(Records from a data source)
=-=-=-=-=

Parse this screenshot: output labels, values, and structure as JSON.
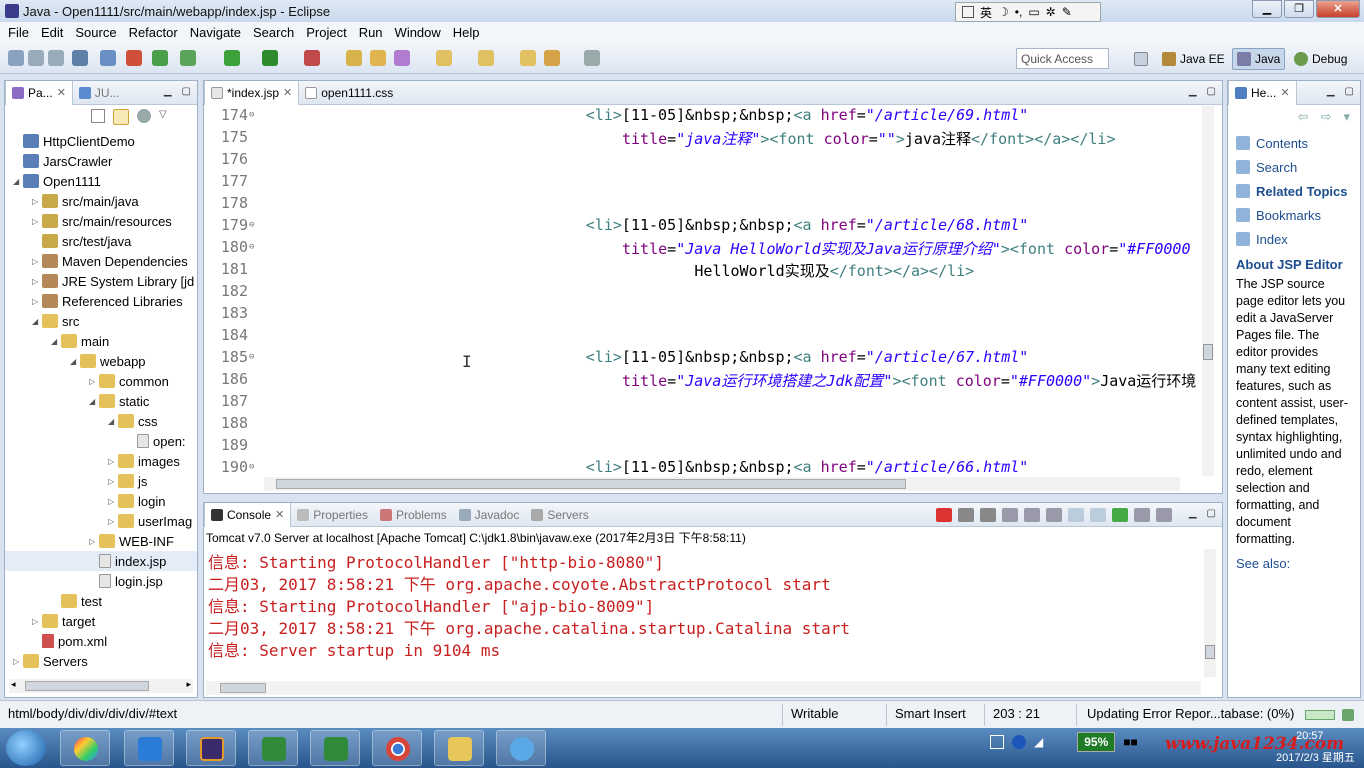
{
  "window": {
    "title": "Java - Open1111/src/main/webapp/index.jsp - Eclipse",
    "ime_label": "英"
  },
  "menu": [
    "File",
    "Edit",
    "Source",
    "Refactor",
    "Navigate",
    "Search",
    "Project",
    "Run",
    "Window",
    "Help"
  ],
  "toolbar": {
    "quick_access_placeholder": "Quick Access",
    "perspectives": [
      "Java EE",
      "Java",
      "Debug"
    ]
  },
  "package_explorer": {
    "tabs": [
      "Pa...",
      "JU..."
    ],
    "tree": [
      {
        "label": "HttpClientDemo",
        "depth": 1,
        "icon": "project",
        "arrow": ""
      },
      {
        "label": "JarsCrawler",
        "depth": 1,
        "icon": "project",
        "arrow": ""
      },
      {
        "label": "Open1111",
        "depth": 1,
        "icon": "project",
        "arrow": "down"
      },
      {
        "label": "src/main/java",
        "depth": 2,
        "icon": "pkgfolder",
        "arrow": "right"
      },
      {
        "label": "src/main/resources",
        "depth": 2,
        "icon": "pkgfolder",
        "arrow": "right"
      },
      {
        "label": "src/test/java",
        "depth": 2,
        "icon": "pkgfolder",
        "arrow": ""
      },
      {
        "label": "Maven Dependencies",
        "depth": 2,
        "icon": "lib",
        "arrow": "right"
      },
      {
        "label": "JRE System Library [jd",
        "depth": 2,
        "icon": "lib",
        "arrow": "right"
      },
      {
        "label": "Referenced Libraries",
        "depth": 2,
        "icon": "lib",
        "arrow": "right"
      },
      {
        "label": "src",
        "depth": 2,
        "icon": "folder",
        "arrow": "down"
      },
      {
        "label": "main",
        "depth": 3,
        "icon": "folder",
        "arrow": "down"
      },
      {
        "label": "webapp",
        "depth": 4,
        "icon": "folder",
        "arrow": "down"
      },
      {
        "label": "common",
        "depth": 5,
        "icon": "folder",
        "arrow": "right"
      },
      {
        "label": "static",
        "depth": 5,
        "icon": "folder",
        "arrow": "down"
      },
      {
        "label": "css",
        "depth": 6,
        "icon": "folder",
        "arrow": "down"
      },
      {
        "label": "open:",
        "depth": 7,
        "icon": "file",
        "arrow": ""
      },
      {
        "label": "images",
        "depth": 6,
        "icon": "folder",
        "arrow": "right"
      },
      {
        "label": "js",
        "depth": 6,
        "icon": "folder",
        "arrow": "right"
      },
      {
        "label": "login",
        "depth": 6,
        "icon": "folder",
        "arrow": "right"
      },
      {
        "label": "userImag",
        "depth": 6,
        "icon": "folder",
        "arrow": "right"
      },
      {
        "label": "WEB-INF",
        "depth": 5,
        "icon": "folder",
        "arrow": "right"
      },
      {
        "label": "index.jsp",
        "depth": 5,
        "icon": "file",
        "arrow": "",
        "selected": true
      },
      {
        "label": "login.jsp",
        "depth": 5,
        "icon": "file",
        "arrow": ""
      },
      {
        "label": "test",
        "depth": 3,
        "icon": "folder",
        "arrow": ""
      },
      {
        "label": "target",
        "depth": 2,
        "icon": "folder",
        "arrow": "right"
      },
      {
        "label": "pom.xml",
        "depth": 2,
        "icon": "xml",
        "arrow": ""
      },
      {
        "label": "Servers",
        "depth": 1,
        "icon": "folder",
        "arrow": "right"
      }
    ]
  },
  "editor": {
    "tabs": [
      "*index.jsp",
      "open1111.css"
    ],
    "lines": [
      {
        "no": "174",
        "fold": true,
        "indent": 36,
        "parts": [
          [
            "tag",
            "<li>"
          ],
          [
            "plain",
            "[11-05]&nbsp;&nbsp;"
          ],
          [
            "tag",
            "<a "
          ],
          [
            "attr",
            "href"
          ],
          [
            "plain",
            "="
          ],
          [
            "str",
            "\"/article/69.html\""
          ]
        ]
      },
      {
        "no": "175",
        "fold": false,
        "indent": 40,
        "parts": [
          [
            "attr",
            "title"
          ],
          [
            "plain",
            "="
          ],
          [
            "str",
            "\"java注释\""
          ],
          [
            "tag",
            ">"
          ],
          [
            "tag",
            "<font "
          ],
          [
            "attr",
            "color"
          ],
          [
            "plain",
            "="
          ],
          [
            "str",
            "\"\""
          ],
          [
            "tag",
            ">"
          ],
          [
            "plain",
            "java注释"
          ],
          [
            "tag",
            "</font></a></li>"
          ]
        ]
      },
      {
        "no": "176",
        "fold": false,
        "indent": 0,
        "parts": []
      },
      {
        "no": "177",
        "fold": false,
        "indent": 0,
        "parts": []
      },
      {
        "no": "178",
        "fold": false,
        "indent": 0,
        "parts": []
      },
      {
        "no": "179",
        "fold": true,
        "indent": 36,
        "parts": [
          [
            "tag",
            "<li>"
          ],
          [
            "plain",
            "[11-05]&nbsp;&nbsp;"
          ],
          [
            "tag",
            "<a "
          ],
          [
            "attr",
            "href"
          ],
          [
            "plain",
            "="
          ],
          [
            "str",
            "\"/article/68.html\""
          ]
        ]
      },
      {
        "no": "180",
        "fold": true,
        "indent": 40,
        "parts": [
          [
            "attr",
            "title"
          ],
          [
            "plain",
            "="
          ],
          [
            "str",
            "\"Java HelloWorld实现及Java运行原理介绍\""
          ],
          [
            "tag",
            ">"
          ],
          [
            "tag",
            "<font "
          ],
          [
            "attr",
            "color"
          ],
          [
            "plain",
            "="
          ],
          [
            "str",
            "\"#FF0000"
          ]
        ]
      },
      {
        "no": "181",
        "fold": false,
        "indent": 48,
        "parts": [
          [
            "plain",
            "HelloWorld实现及"
          ],
          [
            "tag",
            "</font></a></li>"
          ]
        ]
      },
      {
        "no": "182",
        "fold": false,
        "indent": 0,
        "parts": []
      },
      {
        "no": "183",
        "fold": false,
        "indent": 0,
        "parts": []
      },
      {
        "no": "184",
        "fold": false,
        "indent": 0,
        "parts": []
      },
      {
        "no": "185",
        "fold": true,
        "indent": 36,
        "parts": [
          [
            "tag",
            "<li>"
          ],
          [
            "plain",
            "[11-05]&nbsp;&nbsp;"
          ],
          [
            "tag",
            "<a "
          ],
          [
            "attr",
            "href"
          ],
          [
            "plain",
            "="
          ],
          [
            "str",
            "\"/article/67.html\""
          ]
        ]
      },
      {
        "no": "186",
        "fold": false,
        "indent": 40,
        "parts": [
          [
            "attr",
            "title"
          ],
          [
            "plain",
            "="
          ],
          [
            "str",
            "\"Java运行环境搭建之Jdk配置\""
          ],
          [
            "tag",
            ">"
          ],
          [
            "tag",
            "<font "
          ],
          [
            "attr",
            "color"
          ],
          [
            "plain",
            "="
          ],
          [
            "str",
            "\"#FF0000\""
          ],
          [
            "tag",
            ">"
          ],
          [
            "plain",
            "Java运行环境"
          ]
        ]
      },
      {
        "no": "187",
        "fold": false,
        "indent": 0,
        "parts": []
      },
      {
        "no": "188",
        "fold": false,
        "indent": 0,
        "parts": []
      },
      {
        "no": "189",
        "fold": false,
        "indent": 0,
        "parts": []
      },
      {
        "no": "190",
        "fold": true,
        "indent": 36,
        "parts": [
          [
            "tag",
            "<li>"
          ],
          [
            "plain",
            "[11-05]&nbsp;&nbsp;"
          ],
          [
            "tag",
            "<a "
          ],
          [
            "attr",
            "href"
          ],
          [
            "plain",
            "="
          ],
          [
            "str",
            "\"/article/66.html\""
          ]
        ]
      }
    ]
  },
  "console": {
    "tabs": [
      "Console",
      "Properties",
      "Problems",
      "Javadoc",
      "Servers"
    ],
    "description": "Tomcat v7.0 Server at localhost [Apache Tomcat] C:\\jdk1.8\\bin\\javaw.exe (2017年2月3日 下午8:58:11)",
    "lines": [
      "信息: Starting ProtocolHandler [\"http-bio-8080\"]",
      "二月03, 2017 8:58:21 下午 org.apache.coyote.AbstractProtocol start",
      "信息: Starting ProtocolHandler [\"ajp-bio-8009\"]",
      "二月03, 2017 8:58:21 下午 org.apache.catalina.startup.Catalina start",
      "信息: Server startup in 9104 ms"
    ]
  },
  "help": {
    "tab": "He...",
    "links": [
      "Contents",
      "Search",
      "Related Topics",
      "Bookmarks",
      "Index"
    ],
    "about_title": "About JSP Editor",
    "about_body": "The JSP source page editor lets you edit a JavaServer Pages file. The editor provides many text editing features, such as content assist, user-defined templates, syntax highlighting, unlimited undo and redo, element selection and formatting, and document formatting.",
    "see_also": "See also:"
  },
  "status": {
    "path": "html/body/div/div/div/div/#text",
    "writable": "Writable",
    "insert_mode": "Smart Insert",
    "position": "203 : 21",
    "progress": "Updating Error Repor...tabase: (0%)"
  },
  "taskbar": {
    "battery": "95%",
    "watermark": "www.java1234.com",
    "time": "20:57",
    "date": "2017/2/3 星期五"
  }
}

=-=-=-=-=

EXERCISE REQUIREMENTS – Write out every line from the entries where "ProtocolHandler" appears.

EXPECTED ANSWER –
      "信息: Starting ProtocolHandler [\"http-bio-8080\"]",
      "信息: Starting ProtocolHandler [\"ajp-bio-8009\"]",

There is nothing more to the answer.